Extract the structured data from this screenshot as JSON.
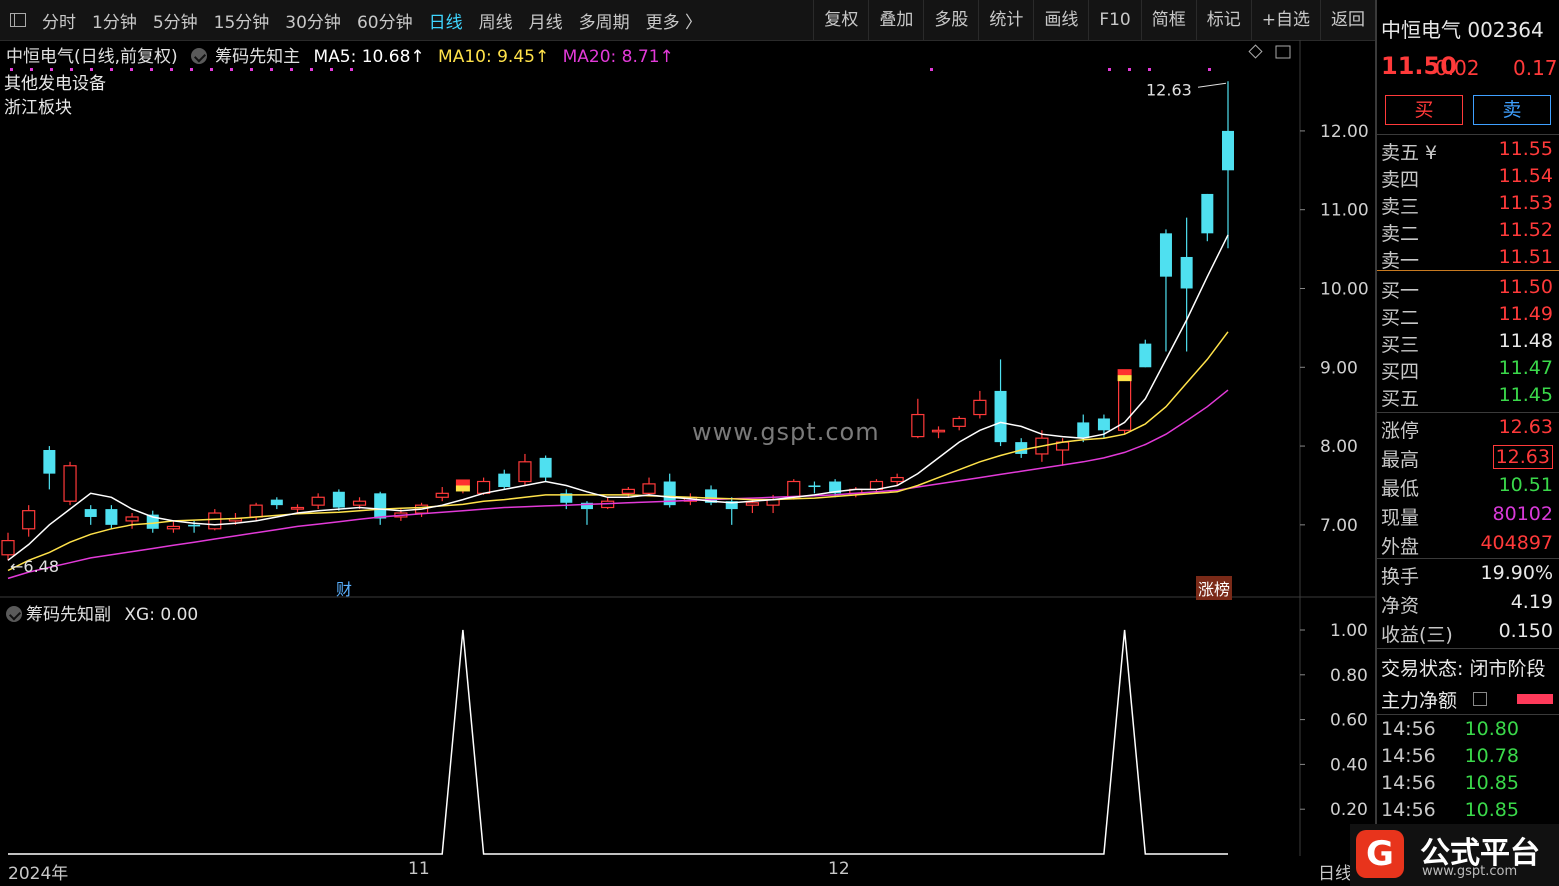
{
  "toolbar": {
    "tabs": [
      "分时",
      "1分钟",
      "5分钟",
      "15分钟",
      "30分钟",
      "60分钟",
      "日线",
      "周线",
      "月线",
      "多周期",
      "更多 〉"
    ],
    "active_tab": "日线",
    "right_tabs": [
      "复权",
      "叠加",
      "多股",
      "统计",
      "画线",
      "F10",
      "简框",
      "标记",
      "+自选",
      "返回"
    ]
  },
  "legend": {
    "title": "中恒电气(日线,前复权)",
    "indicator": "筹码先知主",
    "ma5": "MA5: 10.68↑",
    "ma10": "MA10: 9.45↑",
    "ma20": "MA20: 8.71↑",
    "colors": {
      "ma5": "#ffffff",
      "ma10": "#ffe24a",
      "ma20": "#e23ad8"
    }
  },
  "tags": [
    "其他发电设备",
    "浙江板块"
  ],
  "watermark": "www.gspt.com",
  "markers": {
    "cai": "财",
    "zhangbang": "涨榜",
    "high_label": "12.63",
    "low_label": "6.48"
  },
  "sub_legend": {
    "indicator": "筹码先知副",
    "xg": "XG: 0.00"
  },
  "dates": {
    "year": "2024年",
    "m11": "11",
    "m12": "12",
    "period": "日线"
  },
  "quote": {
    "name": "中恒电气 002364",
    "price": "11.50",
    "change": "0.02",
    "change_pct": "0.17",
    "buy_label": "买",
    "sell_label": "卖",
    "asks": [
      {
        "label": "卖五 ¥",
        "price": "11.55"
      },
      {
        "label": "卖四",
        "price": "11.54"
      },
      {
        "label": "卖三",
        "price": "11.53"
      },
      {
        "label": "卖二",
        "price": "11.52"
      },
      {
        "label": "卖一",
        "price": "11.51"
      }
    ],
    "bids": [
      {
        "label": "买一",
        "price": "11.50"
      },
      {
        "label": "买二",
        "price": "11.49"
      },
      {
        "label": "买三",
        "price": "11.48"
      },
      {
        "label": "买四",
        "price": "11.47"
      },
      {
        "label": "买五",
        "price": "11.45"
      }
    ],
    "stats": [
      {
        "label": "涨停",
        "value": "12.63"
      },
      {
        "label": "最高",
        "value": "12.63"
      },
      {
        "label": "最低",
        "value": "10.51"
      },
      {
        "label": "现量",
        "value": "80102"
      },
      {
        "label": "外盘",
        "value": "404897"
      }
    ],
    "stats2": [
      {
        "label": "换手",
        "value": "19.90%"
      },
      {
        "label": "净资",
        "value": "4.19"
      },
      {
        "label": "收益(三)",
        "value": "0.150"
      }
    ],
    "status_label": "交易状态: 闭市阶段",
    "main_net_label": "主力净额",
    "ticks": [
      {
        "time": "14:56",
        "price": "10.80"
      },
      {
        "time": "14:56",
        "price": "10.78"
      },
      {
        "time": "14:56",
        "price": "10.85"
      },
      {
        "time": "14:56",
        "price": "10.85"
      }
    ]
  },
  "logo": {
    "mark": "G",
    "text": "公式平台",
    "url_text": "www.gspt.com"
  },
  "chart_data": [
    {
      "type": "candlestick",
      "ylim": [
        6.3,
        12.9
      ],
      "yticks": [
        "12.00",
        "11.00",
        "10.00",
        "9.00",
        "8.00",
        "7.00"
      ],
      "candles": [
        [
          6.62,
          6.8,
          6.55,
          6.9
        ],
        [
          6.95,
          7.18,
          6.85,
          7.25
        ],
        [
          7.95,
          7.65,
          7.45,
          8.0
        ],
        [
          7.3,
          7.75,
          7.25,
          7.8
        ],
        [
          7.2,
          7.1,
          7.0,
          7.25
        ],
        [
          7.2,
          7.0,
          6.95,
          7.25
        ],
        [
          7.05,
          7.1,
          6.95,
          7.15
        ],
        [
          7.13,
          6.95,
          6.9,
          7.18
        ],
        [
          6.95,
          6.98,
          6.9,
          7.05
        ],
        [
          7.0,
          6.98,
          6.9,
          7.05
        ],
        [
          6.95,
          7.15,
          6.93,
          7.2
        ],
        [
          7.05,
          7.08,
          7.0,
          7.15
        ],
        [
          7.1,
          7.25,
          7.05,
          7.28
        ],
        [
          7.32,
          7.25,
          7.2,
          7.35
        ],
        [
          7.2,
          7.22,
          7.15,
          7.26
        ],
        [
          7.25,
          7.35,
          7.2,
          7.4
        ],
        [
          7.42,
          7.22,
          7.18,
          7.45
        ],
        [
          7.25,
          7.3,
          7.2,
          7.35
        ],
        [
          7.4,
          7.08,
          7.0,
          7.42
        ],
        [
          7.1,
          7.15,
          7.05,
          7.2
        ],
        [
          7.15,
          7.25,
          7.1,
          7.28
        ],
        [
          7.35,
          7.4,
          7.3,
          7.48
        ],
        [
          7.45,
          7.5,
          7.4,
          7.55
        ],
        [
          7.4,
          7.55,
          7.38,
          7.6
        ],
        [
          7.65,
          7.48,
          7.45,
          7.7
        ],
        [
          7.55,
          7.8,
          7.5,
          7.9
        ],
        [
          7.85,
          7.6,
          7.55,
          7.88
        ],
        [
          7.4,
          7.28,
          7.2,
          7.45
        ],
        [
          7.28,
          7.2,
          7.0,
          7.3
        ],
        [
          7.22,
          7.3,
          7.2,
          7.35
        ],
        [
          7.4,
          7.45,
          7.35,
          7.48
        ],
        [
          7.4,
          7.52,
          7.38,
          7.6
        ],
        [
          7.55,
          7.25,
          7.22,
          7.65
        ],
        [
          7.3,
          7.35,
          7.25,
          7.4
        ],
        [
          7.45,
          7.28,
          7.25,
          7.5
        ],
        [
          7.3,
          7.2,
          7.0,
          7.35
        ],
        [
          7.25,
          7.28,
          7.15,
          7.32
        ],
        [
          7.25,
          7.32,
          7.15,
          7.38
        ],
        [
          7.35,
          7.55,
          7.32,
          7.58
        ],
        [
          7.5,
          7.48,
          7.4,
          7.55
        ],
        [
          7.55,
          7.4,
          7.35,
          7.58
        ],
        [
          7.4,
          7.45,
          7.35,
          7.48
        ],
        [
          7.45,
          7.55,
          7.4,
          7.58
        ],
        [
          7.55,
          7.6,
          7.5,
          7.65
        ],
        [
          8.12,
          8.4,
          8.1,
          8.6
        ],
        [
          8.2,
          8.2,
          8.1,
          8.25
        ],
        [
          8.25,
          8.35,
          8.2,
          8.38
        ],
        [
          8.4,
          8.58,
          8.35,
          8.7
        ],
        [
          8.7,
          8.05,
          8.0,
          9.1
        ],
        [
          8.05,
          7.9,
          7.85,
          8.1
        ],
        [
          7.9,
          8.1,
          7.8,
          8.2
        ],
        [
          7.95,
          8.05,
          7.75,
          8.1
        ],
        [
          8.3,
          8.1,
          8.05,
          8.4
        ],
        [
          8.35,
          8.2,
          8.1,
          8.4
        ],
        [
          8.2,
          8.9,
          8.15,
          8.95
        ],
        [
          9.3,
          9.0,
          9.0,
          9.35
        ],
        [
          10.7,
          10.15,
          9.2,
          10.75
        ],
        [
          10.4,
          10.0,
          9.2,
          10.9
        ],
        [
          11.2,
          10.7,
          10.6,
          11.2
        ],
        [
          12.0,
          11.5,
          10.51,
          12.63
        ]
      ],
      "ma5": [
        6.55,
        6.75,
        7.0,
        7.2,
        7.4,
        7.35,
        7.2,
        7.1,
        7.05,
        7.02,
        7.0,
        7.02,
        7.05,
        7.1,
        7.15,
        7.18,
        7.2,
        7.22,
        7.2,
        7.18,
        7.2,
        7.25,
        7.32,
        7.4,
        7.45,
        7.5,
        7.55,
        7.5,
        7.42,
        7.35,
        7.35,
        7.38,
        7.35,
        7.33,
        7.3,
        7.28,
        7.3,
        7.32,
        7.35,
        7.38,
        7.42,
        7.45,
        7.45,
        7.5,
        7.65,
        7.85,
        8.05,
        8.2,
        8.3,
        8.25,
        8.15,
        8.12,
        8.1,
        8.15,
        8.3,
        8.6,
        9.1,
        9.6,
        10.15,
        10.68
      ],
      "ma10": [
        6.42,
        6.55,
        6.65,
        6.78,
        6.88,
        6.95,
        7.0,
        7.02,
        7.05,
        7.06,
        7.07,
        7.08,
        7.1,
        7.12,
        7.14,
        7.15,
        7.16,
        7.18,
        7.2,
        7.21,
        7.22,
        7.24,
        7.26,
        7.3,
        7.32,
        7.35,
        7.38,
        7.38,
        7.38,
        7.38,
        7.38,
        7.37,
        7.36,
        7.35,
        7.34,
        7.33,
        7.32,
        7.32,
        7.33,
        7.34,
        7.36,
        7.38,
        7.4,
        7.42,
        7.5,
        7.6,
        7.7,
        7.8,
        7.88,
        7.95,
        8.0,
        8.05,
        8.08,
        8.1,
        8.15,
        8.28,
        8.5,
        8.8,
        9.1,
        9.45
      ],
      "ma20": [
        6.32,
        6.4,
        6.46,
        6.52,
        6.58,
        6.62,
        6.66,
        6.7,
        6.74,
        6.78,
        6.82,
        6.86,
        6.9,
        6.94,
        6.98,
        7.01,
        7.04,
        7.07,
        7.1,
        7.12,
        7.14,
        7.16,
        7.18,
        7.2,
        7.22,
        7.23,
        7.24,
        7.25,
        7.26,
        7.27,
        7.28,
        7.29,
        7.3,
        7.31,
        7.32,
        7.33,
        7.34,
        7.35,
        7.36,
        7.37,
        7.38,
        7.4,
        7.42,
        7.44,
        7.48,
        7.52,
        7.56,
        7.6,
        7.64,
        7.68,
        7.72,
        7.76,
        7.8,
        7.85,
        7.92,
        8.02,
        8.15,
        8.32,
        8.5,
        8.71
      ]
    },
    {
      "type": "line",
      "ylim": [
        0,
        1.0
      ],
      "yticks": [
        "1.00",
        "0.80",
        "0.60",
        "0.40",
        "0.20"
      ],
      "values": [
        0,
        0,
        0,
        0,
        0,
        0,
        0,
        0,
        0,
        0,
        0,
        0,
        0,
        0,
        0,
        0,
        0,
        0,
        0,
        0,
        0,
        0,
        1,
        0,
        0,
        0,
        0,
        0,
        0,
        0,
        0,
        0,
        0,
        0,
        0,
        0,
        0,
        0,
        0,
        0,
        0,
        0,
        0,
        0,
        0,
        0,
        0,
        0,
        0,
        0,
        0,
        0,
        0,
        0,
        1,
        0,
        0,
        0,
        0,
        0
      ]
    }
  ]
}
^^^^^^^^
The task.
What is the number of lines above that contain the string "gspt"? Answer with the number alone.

Exercise solution.
2